■ **Directions**
Please repeat each of the records that follow, exactly as written.

■ **Given data**
★ ★ ★ ★
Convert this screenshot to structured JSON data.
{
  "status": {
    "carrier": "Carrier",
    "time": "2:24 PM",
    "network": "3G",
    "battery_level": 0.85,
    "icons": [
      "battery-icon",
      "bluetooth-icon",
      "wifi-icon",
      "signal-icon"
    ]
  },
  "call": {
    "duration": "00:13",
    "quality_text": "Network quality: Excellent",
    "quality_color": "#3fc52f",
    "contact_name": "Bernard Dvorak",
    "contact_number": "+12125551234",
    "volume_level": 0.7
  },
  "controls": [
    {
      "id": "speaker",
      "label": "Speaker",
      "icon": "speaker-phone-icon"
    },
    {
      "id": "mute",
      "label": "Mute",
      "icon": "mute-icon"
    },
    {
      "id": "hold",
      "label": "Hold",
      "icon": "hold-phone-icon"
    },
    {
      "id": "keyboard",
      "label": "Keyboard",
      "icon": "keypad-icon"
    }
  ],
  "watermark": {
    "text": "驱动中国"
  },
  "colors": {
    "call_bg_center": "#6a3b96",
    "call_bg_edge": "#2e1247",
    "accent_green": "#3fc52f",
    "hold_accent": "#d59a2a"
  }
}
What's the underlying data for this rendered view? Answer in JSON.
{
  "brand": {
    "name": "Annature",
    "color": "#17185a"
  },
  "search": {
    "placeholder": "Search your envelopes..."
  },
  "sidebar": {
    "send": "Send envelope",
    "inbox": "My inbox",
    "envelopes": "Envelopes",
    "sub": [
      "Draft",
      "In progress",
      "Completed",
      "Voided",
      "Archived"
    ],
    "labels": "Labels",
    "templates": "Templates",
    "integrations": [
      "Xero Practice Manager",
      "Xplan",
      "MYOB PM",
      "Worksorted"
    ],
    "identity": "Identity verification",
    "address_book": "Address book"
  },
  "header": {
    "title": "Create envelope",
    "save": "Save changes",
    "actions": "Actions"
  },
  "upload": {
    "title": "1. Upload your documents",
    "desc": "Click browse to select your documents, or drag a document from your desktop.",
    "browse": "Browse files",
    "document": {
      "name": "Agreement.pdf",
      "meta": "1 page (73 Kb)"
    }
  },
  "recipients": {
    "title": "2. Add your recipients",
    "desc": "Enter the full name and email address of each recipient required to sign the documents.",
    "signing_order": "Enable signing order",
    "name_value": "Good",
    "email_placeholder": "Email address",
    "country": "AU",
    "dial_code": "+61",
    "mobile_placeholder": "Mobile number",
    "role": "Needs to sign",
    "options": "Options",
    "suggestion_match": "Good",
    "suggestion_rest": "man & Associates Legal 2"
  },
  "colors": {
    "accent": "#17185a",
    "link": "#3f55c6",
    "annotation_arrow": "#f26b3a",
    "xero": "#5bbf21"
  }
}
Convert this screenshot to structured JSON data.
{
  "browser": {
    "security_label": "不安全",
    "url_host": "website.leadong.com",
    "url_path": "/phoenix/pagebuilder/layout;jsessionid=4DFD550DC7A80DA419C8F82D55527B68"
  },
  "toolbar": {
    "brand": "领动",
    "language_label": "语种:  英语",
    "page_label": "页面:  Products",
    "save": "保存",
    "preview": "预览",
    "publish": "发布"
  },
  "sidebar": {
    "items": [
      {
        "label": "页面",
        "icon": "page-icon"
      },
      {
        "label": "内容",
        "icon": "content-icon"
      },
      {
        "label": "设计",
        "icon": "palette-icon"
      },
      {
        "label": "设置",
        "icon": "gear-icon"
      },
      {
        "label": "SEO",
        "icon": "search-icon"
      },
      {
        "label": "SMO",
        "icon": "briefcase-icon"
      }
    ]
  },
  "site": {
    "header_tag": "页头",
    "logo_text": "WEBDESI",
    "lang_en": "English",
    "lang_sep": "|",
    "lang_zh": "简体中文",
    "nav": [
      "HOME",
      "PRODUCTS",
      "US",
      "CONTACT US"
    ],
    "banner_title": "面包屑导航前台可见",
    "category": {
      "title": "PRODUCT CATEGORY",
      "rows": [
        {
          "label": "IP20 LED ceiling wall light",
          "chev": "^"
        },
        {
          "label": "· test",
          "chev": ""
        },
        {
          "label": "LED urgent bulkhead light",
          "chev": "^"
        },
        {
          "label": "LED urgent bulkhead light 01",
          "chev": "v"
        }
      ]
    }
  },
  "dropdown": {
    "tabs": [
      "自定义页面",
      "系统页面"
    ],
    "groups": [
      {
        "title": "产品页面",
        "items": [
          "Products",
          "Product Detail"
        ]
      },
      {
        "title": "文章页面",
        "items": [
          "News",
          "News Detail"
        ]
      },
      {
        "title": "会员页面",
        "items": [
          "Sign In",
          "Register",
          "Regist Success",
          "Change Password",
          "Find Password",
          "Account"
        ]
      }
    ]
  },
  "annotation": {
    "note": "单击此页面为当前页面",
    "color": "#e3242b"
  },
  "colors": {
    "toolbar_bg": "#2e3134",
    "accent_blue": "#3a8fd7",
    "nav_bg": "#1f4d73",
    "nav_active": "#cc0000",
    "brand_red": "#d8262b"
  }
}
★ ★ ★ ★
■ **Answer box**
Convert this screenshot to structured JSON data.
{
  "status": {
    "carrier": "Carrier",
    "time": "2:24 PM",
    "network": "3G",
    "battery_level": 0.85,
    "icons": [
      "battery-icon",
      "bluetooth-icon",
      "wifi-icon",
      "signal-icon"
    ]
  },
  "call": {
    "duration": "00:13",
    "quality_text": "Network quality: Excellent",
    "quality_color": "#3fc52f",
    "contact_name": "Bernard Dvorak",
    "contact_number": "+12125551234",
    "volume_level": 0.7
  },
  "controls": [
    {
      "id": "speaker",
      "label": "Speaker",
      "icon": "speaker-phone-icon"
    },
    {
      "id": "mute",
      "label": "Mute",
      "icon": "mute-icon"
    },
    {
      "id": "hold",
      "label": "Hold",
      "icon": "hold-phone-icon"
    },
    {
      "id": "keyboard",
      "label": "Keyboard",
      "icon": "keypad-icon"
    }
  ],
  "watermark": {
    "text": "驱动中国"
  },
  "colors": {
    "call_bg_center": "#6a3b96",
    "call_bg_edge": "#2e1247",
    "accent_green": "#3fc52f",
    "hold_accent": "#d59a2a"
  }
}
What's the underlying data for this rendered view? Answer in JSON.
{
  "brand": {
    "name": "Annature",
    "color": "#17185a"
  },
  "search": {
    "placeholder": "Search your envelopes..."
  },
  "sidebar": {
    "send": "Send envelope",
    "inbox": "My inbox",
    "envelopes": "Envelopes",
    "sub": [
      "Draft",
      "In progress",
      "Completed",
      "Voided",
      "Archived"
    ],
    "labels": "Labels",
    "templates": "Templates",
    "integrations": [
      "Xero Practice Manager",
      "Xplan",
      "MYOB PM",
      "Worksorted"
    ],
    "identity": "Identity verification",
    "address_book": "Address book"
  },
  "header": {
    "title": "Create envelope",
    "save": "Save changes",
    "actions": "Actions"
  },
  "upload": {
    "title": "1. Upload your documents",
    "desc": "Click browse to select your documents, or drag a document from your desktop.",
    "browse": "Browse files",
    "document": {
      "name": "Agreement.pdf",
      "meta": "1 page (73 Kb)"
    }
  },
  "recipients": {
    "title": "2. Add your recipients",
    "desc": "Enter the full name and email address of each recipient required to sign the documents.",
    "signing_order": "Enable signing order",
    "name_value": "Good",
    "email_placeholder": "Email address",
    "country": "AU",
    "dial_code": "+61",
    "mobile_placeholder": "Mobile number",
    "role": "Needs to sign",
    "options": "Options",
    "suggestion_match": "Good",
    "suggestion_rest": "man & Associates Legal 2"
  },
  "colors": {
    "accent": "#17185a",
    "link": "#3f55c6",
    "annotation_arrow": "#f26b3a",
    "xero": "#5bbf21"
  }
}
Convert this screenshot to structured JSON data.
{
  "browser": {
    "security_label": "不安全",
    "url_host": "website.leadong.com",
    "url_path": "/phoenix/pagebuilder/layout;jsessionid=4DFD550DC7A80DA419C8F82D55527B68"
  },
  "toolbar": {
    "brand": "领动",
    "language_label": "语种:  英语",
    "page_label": "页面:  Products",
    "save": "保存",
    "preview": "预览",
    "publish": "发布"
  },
  "sidebar": {
    "items": [
      {
        "label": "页面",
        "icon": "page-icon"
      },
      {
        "label": "内容",
        "icon": "content-icon"
      },
      {
        "label": "设计",
        "icon": "palette-icon"
      },
      {
        "label": "设置",
        "icon": "gear-icon"
      },
      {
        "label": "SEO",
        "icon": "search-icon"
      },
      {
        "label": "SMO",
        "icon": "briefcase-icon"
      }
    ]
  },
  "site": {
    "header_tag": "页头",
    "logo_text": "WEBDESI",
    "lang_en": "English",
    "lang_sep": "|",
    "lang_zh": "简体中文",
    "nav": [
      "HOME",
      "PRODUCTS",
      "US",
      "CONTACT US"
    ],
    "banner_title": "面包屑导航前台可见",
    "category": {
      "title": "PRODUCT CATEGORY",
      "rows": [
        {
          "label": "IP20 LED ceiling wall light",
          "chev": "^"
        },
        {
          "label": "· test",
          "chev": ""
        },
        {
          "label": "LED urgent bulkhead light",
          "chev": "^"
        },
        {
          "label": "LED urgent bulkhead light 01",
          "chev": "v"
        }
      ]
    }
  },
  "dropdown": {
    "tabs": [
      "自定义页面",
      "系统页面"
    ],
    "groups": [
      {
        "title": "产品页面",
        "items": [
          "Products",
          "Product Detail"
        ]
      },
      {
        "title": "文章页面",
        "items": [
          "News",
          "News Detail"
        ]
      },
      {
        "title": "会员页面",
        "items": [
          "Sign In",
          "Register",
          "Regist Success",
          "Change Password",
          "Find Password",
          "Account"
        ]
      }
    ]
  },
  "annotation": {
    "note": "单击此页面为当前页面",
    "color": "#e3242b"
  },
  "colors": {
    "toolbar_bg": "#2e3134",
    "accent_blue": "#3a8fd7",
    "nav_bg": "#1f4d73",
    "nav_active": "#cc0000",
    "brand_red": "#d8262b"
  }
}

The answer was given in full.